She wins a cash prize of K5,000 and a trophy to be presented at the awards event in Port Moresby on Thursday 18 September.
“I graduated last year with a degree in health science,” Iriani told me. “I gave myself a break for six months then started looking for a job. I’m a qualified health promotion officer.”
Iriani’s writing that particularly drew the judges’ attention was the tale of Oa Grasshopper and Kaipa Caterpillar, which she also illustrated and describes as “an educational story about friendship and transformation.” Continue reading
ARNOLD Mundua, 50, winner of this year’s Cleland Family Award for Heritage Writing, was born in pyrethrum country – Gembogl, Simbu, on the slopes of Mt Wilhelm.
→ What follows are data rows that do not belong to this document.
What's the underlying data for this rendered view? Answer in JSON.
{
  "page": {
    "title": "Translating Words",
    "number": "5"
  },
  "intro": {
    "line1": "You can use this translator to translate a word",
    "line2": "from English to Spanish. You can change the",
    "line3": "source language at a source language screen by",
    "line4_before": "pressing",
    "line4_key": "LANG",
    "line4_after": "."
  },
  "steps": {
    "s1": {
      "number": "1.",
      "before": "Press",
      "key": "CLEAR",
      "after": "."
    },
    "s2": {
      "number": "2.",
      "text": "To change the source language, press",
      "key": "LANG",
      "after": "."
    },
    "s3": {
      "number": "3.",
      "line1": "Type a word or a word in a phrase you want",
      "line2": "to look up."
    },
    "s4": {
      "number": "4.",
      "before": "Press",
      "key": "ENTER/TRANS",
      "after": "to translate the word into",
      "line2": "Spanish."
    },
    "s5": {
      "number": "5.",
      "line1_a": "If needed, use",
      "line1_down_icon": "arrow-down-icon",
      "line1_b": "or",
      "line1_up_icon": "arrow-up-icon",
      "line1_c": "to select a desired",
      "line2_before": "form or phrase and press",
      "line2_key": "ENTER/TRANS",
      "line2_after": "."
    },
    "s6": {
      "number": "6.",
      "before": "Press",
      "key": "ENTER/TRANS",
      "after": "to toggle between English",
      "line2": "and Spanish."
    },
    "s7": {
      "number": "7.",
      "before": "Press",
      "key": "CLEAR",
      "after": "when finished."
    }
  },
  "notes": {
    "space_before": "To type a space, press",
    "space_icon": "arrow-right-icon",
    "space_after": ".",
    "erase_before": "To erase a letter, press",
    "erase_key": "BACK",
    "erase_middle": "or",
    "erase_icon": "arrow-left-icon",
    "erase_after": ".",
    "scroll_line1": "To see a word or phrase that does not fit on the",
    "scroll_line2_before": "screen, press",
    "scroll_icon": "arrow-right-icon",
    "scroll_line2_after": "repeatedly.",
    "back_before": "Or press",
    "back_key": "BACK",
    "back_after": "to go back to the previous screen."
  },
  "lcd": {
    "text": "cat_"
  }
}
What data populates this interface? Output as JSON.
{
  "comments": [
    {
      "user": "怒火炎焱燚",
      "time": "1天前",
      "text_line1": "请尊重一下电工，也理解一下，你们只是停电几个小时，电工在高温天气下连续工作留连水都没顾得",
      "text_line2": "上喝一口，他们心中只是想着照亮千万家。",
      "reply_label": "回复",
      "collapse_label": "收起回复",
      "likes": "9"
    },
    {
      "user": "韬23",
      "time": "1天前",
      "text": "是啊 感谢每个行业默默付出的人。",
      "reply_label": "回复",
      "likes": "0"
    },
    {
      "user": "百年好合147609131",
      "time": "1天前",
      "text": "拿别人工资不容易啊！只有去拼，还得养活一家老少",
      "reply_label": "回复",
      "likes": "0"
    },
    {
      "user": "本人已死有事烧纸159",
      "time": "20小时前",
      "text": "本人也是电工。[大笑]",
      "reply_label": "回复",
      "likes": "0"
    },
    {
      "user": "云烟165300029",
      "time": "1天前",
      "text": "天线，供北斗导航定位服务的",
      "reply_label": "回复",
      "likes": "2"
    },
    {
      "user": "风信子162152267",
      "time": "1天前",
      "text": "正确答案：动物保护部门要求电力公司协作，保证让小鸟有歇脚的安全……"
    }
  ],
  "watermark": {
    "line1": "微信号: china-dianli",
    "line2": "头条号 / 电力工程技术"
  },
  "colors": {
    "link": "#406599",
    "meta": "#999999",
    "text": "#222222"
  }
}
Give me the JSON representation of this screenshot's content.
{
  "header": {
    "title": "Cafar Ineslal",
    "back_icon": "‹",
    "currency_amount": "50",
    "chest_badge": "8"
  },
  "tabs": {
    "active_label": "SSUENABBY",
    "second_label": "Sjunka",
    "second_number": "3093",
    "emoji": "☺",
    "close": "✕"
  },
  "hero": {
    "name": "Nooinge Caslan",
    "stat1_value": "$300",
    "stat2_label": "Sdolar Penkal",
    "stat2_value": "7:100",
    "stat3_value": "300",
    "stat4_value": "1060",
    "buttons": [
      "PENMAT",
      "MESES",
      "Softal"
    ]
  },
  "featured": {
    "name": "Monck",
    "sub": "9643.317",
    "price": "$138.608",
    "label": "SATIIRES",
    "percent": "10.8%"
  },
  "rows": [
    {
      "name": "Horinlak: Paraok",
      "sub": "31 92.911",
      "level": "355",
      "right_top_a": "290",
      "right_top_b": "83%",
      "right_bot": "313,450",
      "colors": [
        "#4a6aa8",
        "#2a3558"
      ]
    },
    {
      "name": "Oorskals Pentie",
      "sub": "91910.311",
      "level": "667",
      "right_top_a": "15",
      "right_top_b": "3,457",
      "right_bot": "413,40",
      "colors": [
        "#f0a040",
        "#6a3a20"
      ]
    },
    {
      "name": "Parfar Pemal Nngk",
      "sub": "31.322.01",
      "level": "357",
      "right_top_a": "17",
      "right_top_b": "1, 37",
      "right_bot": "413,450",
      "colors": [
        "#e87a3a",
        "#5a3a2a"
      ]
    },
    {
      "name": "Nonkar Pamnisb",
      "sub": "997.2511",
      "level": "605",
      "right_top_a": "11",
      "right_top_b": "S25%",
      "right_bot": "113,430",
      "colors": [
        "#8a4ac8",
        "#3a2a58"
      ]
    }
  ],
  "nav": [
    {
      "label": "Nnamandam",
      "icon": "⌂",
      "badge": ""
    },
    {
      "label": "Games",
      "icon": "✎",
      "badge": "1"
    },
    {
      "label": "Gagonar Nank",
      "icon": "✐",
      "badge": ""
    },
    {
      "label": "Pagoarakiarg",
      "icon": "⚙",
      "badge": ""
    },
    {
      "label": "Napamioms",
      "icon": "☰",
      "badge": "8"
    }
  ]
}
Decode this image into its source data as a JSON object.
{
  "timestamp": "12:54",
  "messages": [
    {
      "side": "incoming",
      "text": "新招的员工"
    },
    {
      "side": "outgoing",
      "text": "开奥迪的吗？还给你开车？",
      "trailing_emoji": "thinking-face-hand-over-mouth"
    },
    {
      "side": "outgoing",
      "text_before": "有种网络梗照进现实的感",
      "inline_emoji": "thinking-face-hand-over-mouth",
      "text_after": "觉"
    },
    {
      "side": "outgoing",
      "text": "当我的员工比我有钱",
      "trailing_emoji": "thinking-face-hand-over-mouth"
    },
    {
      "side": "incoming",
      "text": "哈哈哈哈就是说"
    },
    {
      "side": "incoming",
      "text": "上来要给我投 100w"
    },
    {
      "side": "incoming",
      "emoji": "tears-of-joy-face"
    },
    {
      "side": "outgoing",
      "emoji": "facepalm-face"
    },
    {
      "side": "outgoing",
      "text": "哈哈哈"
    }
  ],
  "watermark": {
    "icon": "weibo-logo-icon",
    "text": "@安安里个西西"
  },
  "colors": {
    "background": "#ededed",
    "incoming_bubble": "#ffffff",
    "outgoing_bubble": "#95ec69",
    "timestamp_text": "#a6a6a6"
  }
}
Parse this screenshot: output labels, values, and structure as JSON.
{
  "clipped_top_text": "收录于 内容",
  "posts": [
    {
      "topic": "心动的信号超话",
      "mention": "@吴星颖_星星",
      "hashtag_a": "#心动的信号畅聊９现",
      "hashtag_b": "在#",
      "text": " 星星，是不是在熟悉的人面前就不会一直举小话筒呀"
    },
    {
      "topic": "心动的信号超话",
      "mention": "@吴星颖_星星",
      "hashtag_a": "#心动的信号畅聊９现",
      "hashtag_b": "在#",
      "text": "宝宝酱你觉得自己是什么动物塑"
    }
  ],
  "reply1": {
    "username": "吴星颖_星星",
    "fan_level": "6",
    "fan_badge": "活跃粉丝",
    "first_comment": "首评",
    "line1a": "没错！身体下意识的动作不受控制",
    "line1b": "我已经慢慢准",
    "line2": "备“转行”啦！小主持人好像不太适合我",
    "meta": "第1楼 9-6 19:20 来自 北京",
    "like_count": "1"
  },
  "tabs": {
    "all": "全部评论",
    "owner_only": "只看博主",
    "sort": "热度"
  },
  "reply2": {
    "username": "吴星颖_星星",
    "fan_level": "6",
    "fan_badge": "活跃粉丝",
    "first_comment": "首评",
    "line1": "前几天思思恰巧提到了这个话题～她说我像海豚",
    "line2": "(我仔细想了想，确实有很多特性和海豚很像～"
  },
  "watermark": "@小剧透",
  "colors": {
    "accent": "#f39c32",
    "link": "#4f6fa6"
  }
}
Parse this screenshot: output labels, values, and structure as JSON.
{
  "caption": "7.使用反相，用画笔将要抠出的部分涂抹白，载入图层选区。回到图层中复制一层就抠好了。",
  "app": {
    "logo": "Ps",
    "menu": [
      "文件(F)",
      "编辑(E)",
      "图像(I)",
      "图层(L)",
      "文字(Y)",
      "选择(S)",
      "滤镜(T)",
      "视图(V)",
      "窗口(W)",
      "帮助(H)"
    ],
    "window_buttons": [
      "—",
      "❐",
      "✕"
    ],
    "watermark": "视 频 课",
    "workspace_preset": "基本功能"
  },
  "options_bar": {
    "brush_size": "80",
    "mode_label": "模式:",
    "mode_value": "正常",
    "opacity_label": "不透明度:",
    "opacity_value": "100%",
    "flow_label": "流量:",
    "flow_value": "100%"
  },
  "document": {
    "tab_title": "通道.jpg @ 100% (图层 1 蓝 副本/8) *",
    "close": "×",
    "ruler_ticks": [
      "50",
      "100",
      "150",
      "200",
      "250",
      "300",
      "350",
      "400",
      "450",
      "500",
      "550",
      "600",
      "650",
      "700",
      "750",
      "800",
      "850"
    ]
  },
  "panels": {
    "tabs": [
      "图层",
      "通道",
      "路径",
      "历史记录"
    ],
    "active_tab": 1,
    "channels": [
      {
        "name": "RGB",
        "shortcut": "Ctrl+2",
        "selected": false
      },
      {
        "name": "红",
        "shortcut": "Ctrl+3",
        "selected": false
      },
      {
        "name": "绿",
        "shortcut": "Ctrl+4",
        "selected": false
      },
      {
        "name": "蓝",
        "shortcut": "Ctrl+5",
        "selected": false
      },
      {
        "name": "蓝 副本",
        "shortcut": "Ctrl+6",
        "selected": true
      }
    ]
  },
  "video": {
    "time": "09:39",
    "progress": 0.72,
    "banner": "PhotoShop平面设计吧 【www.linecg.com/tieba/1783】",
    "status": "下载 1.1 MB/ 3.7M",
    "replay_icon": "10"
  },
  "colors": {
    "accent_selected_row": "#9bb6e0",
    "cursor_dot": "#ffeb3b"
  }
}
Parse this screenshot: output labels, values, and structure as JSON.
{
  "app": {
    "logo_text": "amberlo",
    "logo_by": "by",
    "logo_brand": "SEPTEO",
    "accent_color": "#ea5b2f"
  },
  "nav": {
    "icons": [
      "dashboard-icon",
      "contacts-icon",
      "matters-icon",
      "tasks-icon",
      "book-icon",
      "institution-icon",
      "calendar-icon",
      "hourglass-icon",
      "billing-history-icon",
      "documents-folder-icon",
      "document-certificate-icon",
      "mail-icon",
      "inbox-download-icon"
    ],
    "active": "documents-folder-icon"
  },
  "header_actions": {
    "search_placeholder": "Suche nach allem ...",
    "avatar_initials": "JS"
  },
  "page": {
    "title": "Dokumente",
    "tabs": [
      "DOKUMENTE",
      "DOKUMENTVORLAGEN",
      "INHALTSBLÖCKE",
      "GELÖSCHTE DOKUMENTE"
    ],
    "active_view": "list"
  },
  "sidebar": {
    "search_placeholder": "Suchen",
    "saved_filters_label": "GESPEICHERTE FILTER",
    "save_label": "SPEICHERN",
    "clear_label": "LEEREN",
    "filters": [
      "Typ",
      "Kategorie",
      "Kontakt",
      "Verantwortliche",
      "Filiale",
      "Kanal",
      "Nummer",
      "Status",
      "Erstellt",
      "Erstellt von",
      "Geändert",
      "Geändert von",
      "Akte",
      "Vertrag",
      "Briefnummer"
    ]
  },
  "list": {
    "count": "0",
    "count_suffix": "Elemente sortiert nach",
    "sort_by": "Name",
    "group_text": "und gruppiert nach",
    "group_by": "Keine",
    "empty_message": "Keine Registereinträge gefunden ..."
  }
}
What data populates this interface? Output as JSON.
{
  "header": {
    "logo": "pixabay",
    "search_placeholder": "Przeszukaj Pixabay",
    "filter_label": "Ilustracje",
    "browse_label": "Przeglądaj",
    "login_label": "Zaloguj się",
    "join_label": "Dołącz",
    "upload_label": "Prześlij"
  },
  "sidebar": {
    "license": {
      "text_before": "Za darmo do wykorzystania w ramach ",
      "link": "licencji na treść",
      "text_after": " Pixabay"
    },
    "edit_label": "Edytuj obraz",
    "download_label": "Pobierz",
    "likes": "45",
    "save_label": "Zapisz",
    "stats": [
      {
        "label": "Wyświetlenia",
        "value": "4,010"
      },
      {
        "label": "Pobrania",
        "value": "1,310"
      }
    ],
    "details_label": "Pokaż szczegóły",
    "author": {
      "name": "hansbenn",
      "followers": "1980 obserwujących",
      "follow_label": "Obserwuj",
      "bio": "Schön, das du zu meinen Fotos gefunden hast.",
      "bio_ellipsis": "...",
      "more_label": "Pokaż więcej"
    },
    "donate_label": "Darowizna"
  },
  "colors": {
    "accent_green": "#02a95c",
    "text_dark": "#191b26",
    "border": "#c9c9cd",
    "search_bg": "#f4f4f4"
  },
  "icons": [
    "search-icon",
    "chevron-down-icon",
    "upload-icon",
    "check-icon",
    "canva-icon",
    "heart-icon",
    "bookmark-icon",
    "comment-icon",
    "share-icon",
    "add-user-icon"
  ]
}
He works in the Simbu capital, Kundiawa, not so far from where he was born, in the important role of Provincial Forest Officer.
“I started writing in Madang in 1998,” he told me. “That was when I started the manuscript of my first novel, A Bride’s Price. In 2003, it was published, with the assistance of Sir Paulias Matane, by CBS Publishers & Distributors of India.”
Arnold’s entry in the Heritage Writing Award was a direct outcome of the formation earlier this year of the Simbu Writer’s Association. Continue reading
IN 2010 I wrote a number of articles for a trade magazine about the state of literature in the South Pacific region, including Papua New Guinea.
I sent a modified version of the Papua New Guinea article to Keith Jackson and he published it in PNG Attitude.
My research for the article revealed that the vibrant and dynamic literary scene of 1970s Papua New Guinea was in serious decline.
What little was being published was sporadic and, with a few notable exceptions, of very average quality.
As someone who had watched the burgeoning literary scene in the 1970s, I was filled with dismay. Tiny nations like Samoa were leading the way while Papua New Guinea seemed to have fallen by the wayside. Continue reading
SINCE becoming involved in the Crocodile Prize, and in particular the production of the annual anthology and the spinoff books that we’ve published under thePukpuk Publishing imprint, I’ve had to learn a few skills that I wouldn’t ordinarily have bothered about.
One of these is layout and design and the other is editing, although I still don’t claim to be an expert in either field.
The former has been a matter of trial and error. Publishing is now very much a digital affair and it is evolving with the technology at a rapid pace.
FRANCIS S NII
THE Simbu Writers Association along with Ku High School is gearing up to celebrate National Literacy Day on Monday 8 September when the two entities will host a number of activities involving the province’s 18 upper and lower secondary schools.
The celebrations include a literary competition for Grades 9 – 12 and will run for two weeks leading to the main events at Ku High School.
There will be three categories in the competition: essay, short story and poetry. Each school will submit its five best entries in each category and prizes will be awarded for the top two entries in each category. Continue reading